Yesterday, the Supreme Court of India declined a plea regarding transportation of migrant workers across the country, saying it can’t do anything if people have decided to take the road. How can we stop it?

Today, at least 24 people lost their lives in UP’s Auraiya after a collision between a truck and a lorry.

Which brings me to my point: Someone has to figure out that HOW. 

Before more lives are lost in these cruel journeys, before people forget where they even came from, before it’s too late.

At this point, some might say it is too late already. And that won’t be incorrect.

Right now, the migrant workers have been abandoned by the country which didn’t treat them very well in the first place.

The government isn’t doing enough and the lawmakers have raised their hands, putting the onus back to the states. 

Which is irresponsible considering what has happened so far.

What makes the situation worse is lack of empathy. Making a comment on the Aurangabad accident in which 15 migrant workers lost their lives after being run over by a goods train, the SC said:
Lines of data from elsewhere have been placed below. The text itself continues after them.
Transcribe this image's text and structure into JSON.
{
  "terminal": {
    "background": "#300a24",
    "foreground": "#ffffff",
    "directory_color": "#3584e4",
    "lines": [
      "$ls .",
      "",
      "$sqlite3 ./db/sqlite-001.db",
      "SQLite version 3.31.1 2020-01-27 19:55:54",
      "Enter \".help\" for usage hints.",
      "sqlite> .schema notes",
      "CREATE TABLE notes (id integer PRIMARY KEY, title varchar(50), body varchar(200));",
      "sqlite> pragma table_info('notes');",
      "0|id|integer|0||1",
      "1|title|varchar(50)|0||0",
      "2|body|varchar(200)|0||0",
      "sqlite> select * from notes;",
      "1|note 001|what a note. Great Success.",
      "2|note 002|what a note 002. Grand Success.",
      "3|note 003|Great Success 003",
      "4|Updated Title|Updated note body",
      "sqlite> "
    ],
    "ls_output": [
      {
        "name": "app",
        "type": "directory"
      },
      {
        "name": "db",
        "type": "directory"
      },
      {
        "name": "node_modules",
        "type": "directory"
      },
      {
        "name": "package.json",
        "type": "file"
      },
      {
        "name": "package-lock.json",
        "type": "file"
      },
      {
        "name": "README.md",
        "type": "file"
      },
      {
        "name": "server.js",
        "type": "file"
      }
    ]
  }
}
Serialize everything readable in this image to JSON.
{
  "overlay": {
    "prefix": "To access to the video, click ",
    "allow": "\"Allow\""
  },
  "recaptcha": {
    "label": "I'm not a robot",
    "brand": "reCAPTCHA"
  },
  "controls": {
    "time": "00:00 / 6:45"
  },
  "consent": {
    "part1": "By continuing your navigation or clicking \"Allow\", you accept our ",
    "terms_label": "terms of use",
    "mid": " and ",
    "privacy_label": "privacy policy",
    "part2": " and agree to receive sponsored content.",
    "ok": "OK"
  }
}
How can anyone stop this when they sleep on railway tracks?

Let me give some perspective on this. 

You know what happens when you don’t have money to stay in a big city and no transport to go back home?

You walk. Hungry. Without sleep. In scorching heat. For hours.

You know what that does to people?

It weakens their senses, forcing them to sleep wherever they can. Even a railway track. 

They don’t weigh in the risks because they can’t. Also, when someone is constantly made to believe that their life isn’t important – they sometimes tend to believe it. Obviously nothing matters much then.

Not to mention the fact that they probably didn’t know that some trains were still running. They don’t have access to information because no one cares about communicating things to them.

But of course, the question comes back to that HOW.

Sad that we can’t even give our people dignity in death. That also somehow becomes their fault. It’s the price one pays for being poor.

In this connection, there has been one narrative often quoted by people in power: We are trying, they have to be patient.

Well, clearly they are not trying enough.

In case it is not known, one serving of khichdi received after hours of standing in a queue doesn’t qualify as a meal and roadside cannot be called ‘shelter’.

So ‘patience’ is an audacious choice of word here.

They are supposed to trust the government after this apathy? They are supposed to have confidence in law when it couldn’t protect them from being harassed?

They have no choice in the matter, which says something about a country which has been constantly bringing its people back from different parts of the world.

If those missions can be executed but migrants can’t be sent home within the country, then it must be impossible right?

Is it impossible?

Hunger, exhaustion, exorbitant ticket prices, diseases: These are just few of the many things migrants are fighting on a daily basis and often losing their lives to. 

And it makes me wonder how the government and the lawmakers will look at themselves in the mirror when all of this ends. HOW?